Witnesses claimed they saw the girls at a New Year’s Eve party, adding to the mystery. Additionally, there were persistent rumors of photos showing the girls tied up and in distress. Although these photos never surfaced, witnesses suggested that the girls were held hostage and violated for about a week after their disappearance. Allegedly, this took place in a home owned by Phil Welch in Picher, OK.


A crucial breakthrough occurred when investigators stumbled upon a box of documents. Among them was an insurance verification card—an overlooked clue. Private investigator Tom Pryor had found the card in the Freemans’ driveway days after the murders. It led him to a woman living with local drug dealer Phil Welch.


Despite its significance, investigators didn’t treat the card as evidence. Pryor held onto it for nearly two decades, hoping for a breakthrough.


Then, one day, Gary Stansill from the District 12 D.A.'s office and Tammy Ferrari from the Oklahoma State Bureau of Investigation knocked on Pryor’s door. The overlooked clue finally helped turn the tide in the case.


"I call it a miracle," says Stansill.


The Miracle Breakthrough:

  • Gary Stansill and Tammy Ferrari: Gary Stansill from the District 12 D.A.'s office and Tammy Ferrari from the Oklahoma State Bureau of Investigation

  • Welch and Associates: Investigators later alleged that Phil Welch, along with associates David Pennington and Ronnie Busick, murdered Ashley’s parents over a drug debt. They then kidnapped the teens, ultimately killing them.

  • Busick’s Survival: Of the three men, only Ronnie Busick is still alive.

  • Phil Welch’s Link: The insurance card tied Welch to the Freemans. It should have been crucial evidence, but it was overlooked.

  • Generating Leads: Stansill deliberately crafted a detailed affidavit to generate leads. The physical evidence from the card became pivotal in building a case against Ronnie Busick.
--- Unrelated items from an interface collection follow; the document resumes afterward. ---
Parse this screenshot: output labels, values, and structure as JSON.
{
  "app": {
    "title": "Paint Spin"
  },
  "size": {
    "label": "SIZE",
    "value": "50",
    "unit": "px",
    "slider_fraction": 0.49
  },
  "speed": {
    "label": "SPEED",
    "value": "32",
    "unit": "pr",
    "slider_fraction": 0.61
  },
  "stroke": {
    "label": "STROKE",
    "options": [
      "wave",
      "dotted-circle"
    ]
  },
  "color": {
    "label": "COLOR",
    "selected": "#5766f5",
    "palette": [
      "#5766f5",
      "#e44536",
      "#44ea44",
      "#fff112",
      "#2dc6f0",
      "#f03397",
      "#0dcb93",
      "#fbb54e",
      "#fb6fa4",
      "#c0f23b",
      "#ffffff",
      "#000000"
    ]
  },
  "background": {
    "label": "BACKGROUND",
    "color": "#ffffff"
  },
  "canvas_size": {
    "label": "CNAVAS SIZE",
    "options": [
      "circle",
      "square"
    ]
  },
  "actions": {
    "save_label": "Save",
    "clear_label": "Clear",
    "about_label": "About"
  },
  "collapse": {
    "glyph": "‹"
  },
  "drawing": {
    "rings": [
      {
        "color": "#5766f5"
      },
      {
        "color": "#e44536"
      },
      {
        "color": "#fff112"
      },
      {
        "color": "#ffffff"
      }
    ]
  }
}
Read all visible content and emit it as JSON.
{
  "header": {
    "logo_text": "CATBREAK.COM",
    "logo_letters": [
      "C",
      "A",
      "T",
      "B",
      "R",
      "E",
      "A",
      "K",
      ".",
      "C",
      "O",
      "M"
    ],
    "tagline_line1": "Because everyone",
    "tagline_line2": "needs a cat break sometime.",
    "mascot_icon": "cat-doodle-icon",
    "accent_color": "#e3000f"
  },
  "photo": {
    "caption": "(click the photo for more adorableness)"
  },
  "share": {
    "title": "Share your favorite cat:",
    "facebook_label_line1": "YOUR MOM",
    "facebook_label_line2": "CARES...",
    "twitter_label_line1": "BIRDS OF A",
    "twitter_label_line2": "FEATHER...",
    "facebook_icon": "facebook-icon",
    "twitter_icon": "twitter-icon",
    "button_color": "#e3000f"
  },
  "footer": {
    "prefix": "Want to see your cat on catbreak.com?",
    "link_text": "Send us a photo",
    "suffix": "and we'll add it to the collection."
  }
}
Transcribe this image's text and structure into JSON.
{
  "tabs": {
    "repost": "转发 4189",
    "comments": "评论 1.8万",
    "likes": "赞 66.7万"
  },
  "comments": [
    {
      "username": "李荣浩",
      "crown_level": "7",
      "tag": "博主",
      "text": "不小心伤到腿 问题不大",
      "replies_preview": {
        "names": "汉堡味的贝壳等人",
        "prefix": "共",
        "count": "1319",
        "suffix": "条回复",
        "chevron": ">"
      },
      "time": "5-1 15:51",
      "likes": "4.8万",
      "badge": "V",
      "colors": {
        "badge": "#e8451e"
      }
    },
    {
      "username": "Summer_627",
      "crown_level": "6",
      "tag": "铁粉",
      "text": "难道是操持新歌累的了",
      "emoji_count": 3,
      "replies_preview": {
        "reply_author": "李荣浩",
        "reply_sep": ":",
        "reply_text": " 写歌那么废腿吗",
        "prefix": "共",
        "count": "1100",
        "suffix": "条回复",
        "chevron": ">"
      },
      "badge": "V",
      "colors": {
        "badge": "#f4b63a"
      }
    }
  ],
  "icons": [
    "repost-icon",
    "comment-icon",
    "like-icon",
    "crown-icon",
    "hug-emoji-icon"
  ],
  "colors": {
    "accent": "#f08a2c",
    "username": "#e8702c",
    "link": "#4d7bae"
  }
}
In 2020, Ronnie Dean Busick (pictured above) pleaded guilty to being an accessory to first-degree murder in the shooting deaths of the two adults and the presumed slayings of the girls. Busick also revealed the involvement of two others in the crime: Warren “Phil” Welch and David Pennington (both deceased by then). Investigators believe that this trio killed the Freemans over a drug debt.
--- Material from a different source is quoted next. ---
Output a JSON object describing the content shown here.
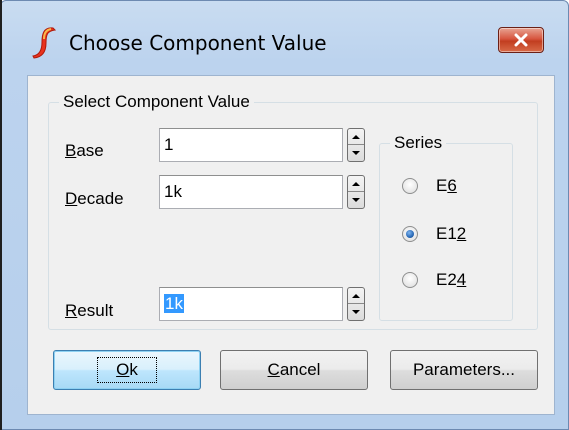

Polaroids as Evidence: Multiple sources corroborated the existence of Polaroid photos showing the girls bound and gagged, providing crucial evidence in the case.

Arrest pg* 257, chapter 28 in Hell in the Heartland


"I feel like if someone starts shootin' at me, I must be getting close." - Lorene Bible


SOURCES:



1 commento


bottom of page